◆ **REQUIRED ACTION**
Please print, exactly, only the lines in the entries below from the line that has "Convert this screenshot" through the line that has "Output a JSON". Pictures don't go in.
---- EXERCISE DATA
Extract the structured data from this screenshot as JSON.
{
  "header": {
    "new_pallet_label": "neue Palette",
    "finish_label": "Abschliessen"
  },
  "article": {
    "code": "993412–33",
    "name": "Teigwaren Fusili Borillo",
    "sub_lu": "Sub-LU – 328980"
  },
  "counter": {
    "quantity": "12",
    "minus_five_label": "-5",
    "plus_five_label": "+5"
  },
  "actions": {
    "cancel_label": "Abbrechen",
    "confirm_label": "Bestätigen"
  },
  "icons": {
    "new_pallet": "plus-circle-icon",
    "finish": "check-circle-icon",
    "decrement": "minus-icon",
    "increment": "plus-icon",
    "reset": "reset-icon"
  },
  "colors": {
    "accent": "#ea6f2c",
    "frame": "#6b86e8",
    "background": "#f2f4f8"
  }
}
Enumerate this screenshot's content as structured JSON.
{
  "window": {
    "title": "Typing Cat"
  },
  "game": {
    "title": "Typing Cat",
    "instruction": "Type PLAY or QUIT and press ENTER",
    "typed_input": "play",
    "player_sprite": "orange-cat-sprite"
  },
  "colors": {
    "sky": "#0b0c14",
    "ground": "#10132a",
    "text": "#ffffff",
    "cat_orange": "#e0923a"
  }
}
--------
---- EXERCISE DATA
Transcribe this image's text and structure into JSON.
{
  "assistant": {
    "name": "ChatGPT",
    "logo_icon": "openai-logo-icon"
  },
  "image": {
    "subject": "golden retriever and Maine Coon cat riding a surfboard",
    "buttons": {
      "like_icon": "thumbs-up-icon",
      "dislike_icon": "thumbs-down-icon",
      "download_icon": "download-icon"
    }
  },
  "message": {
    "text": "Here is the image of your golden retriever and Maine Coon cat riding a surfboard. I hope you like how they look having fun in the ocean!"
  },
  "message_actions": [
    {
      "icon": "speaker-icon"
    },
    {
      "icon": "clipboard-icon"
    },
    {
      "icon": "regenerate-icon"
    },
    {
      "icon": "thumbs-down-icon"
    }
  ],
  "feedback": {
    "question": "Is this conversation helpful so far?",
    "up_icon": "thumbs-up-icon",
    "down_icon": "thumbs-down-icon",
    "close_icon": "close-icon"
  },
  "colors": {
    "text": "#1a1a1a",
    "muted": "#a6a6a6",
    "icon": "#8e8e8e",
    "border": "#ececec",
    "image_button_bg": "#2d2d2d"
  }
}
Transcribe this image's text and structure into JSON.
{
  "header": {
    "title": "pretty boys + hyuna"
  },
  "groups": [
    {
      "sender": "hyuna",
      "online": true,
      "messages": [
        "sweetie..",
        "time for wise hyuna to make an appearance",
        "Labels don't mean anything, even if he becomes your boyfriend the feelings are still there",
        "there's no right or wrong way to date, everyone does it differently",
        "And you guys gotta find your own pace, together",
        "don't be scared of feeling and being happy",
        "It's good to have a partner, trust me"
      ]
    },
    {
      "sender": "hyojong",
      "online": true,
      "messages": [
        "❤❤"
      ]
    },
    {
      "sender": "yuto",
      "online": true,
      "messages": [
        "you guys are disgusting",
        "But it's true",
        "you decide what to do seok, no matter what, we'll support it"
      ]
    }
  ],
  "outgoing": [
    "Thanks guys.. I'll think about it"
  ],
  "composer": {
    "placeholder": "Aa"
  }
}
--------
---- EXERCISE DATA
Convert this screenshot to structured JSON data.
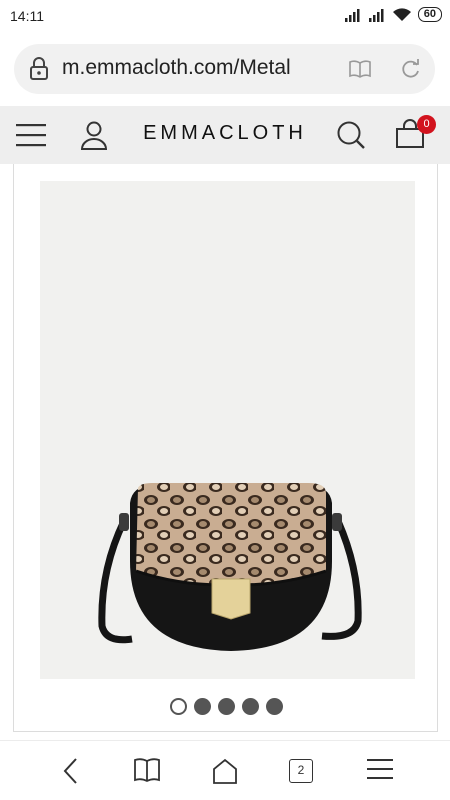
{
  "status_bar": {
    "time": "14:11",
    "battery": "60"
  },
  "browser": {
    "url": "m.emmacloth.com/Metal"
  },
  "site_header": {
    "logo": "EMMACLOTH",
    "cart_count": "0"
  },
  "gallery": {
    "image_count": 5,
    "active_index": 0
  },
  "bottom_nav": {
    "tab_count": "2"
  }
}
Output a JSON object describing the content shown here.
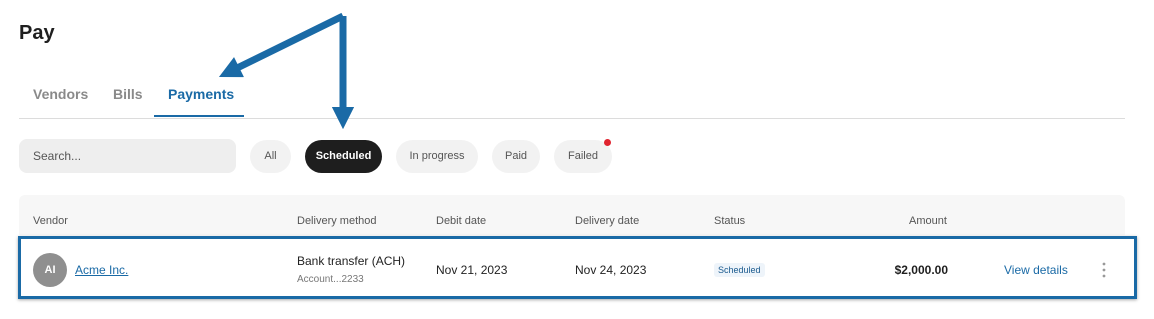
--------
◆ **RESPONSE TO THIS EXERCISE**
Convert this screenshot to structured JSON data.
{
  "status_bar": {
    "time": "14:11",
    "battery": "60"
  },
  "browser": {
    "url": "m.emmacloth.com/Metal"
  },
  "site_header": {
    "logo": "EMMACLOTH",
    "cart_count": "0"
  },
  "gallery": {
    "image_count": 5,
    "active_index": 0
  },
  "bottom_nav": {
    "tab_count": "2"
  }
}
Output a JSON object describing the content shown here.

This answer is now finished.